When the Pac-12 expanded after the 2011 season, one of the issues debated was how the new six-team divisions would accommodate the traditional pairings of the traditional in-state rivalries of California: Cal and Stanford playing USC and UCLA.
Other in-state rivalries were preserved by the division alignment -- the rivalries between the Northwest schools were preserved because all four were in the Pac-12 North -- but the Bears, Cardinal, Trojans and Bruins would be split. A bargain was struck to keep those two pairs of rivals together on the schedule, while still keeping them in separate divisions.
http://www.scout.com/college/california/story/1706136-texas-s-strength-i... Athletic directors like Sandy Barbour championed being able to play the other three California schools every year, championing the annual trips by Cal and Stanford to one of the Southern California schools as necessary for recruiting, ensuring the northern schools at least one game in the fertile Southern California recruiting territory every year.
"I'm going to be honest with you," Cal head coach Sonny Dykes said on the Pac-12 conference call on Tuesday, "it doesn't make any sense at all, to me. The way it was explained to me is that it was done for tradition's sake."
Cal, along with Oregon State, Oregon and Washington, were charter members of the then-Pacific Coast Conference, formed in 1915. In 1917, the conference added Washington State. In 1918, Stanford joined.
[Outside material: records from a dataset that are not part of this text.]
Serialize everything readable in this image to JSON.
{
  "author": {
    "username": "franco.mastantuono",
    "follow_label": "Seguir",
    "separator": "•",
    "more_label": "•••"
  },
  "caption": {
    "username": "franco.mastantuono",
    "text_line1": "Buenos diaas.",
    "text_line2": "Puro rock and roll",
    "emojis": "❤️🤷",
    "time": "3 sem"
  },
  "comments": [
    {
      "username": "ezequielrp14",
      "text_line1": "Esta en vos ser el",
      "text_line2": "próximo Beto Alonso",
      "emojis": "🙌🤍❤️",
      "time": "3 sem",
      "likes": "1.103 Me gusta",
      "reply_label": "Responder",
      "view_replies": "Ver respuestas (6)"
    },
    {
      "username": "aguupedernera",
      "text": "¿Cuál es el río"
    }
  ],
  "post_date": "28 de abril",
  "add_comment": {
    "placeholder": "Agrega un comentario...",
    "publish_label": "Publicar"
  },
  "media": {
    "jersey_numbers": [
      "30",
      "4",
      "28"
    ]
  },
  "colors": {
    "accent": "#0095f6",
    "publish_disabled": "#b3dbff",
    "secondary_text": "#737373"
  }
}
USC joined in 1922, and UCLA in 1928.
Since all four teams were members of the conference (1928), The Bears have played the Trojans at least once each year, though they did not start playing the Bruins until 1933. From 1933 on, Cal and UCLA have played at least once per season.
"I understand that it's tradition that the California schools played each other every year -- I get it -- but if it's done for tradition, then why are we playing UCLA on every day except Saturday?" Dykes said.
The Bears and Bruins played on a Thursday night last year, the only time they've played not on a Saturday since the conference expansion. That being said, Cal will play USC on a Thursday this year, and did the same in 2014.
"There's not a whole lot of tradition involved," Dykes said. "I don't really understand it. I don't think it makes any sense at all. If you're going to treat the games differently, then make them traditional day games. You can't talk out of both sides of your mouth."
Among the casualties of the Pac-12 expansion to 12 teams, with the addition of a championship game, was the traditional placement of certain rivalries on the calendar -- notably, the Big Game, which traditionally, has been played the weekend before Thanksgiving, and was the last regular-season game of the season. Only once in the past four years has the game met both of those conditions.
Since the expansion, Cal has played Stanford on Oct. 20 (2012), Nov. 23 (2013, the only time the game has been the final game of the season since the expansion), Nov. 22 (2014, succeeded on the schedule by BYU) and Nov. 21 (succeeded in the regular-season finale by Arizona State). The game maintained its traditional weekend, but only once in four years was it the final game of the regular season, and it will once again not be the final game in 2016.
While the Big Game was traditionally a noontime affair, Big Games since the expansion have been played at noon (2012), 1 PM (2013), 1 PM (2014) and 7:30 PM (2015) and this year, kickoff has yet to be announced.
In the years immediately before the expansion, the Big Game was contested at 7:15 PM (2011), 12:30 PM (2010) and 4:30 PM (2009).
It should be noted that Cal has not beaten USC, UCLA or Stanford since the 2012 season, when the Bears upset the Bruins on Homecoming at California Memorial Stadium.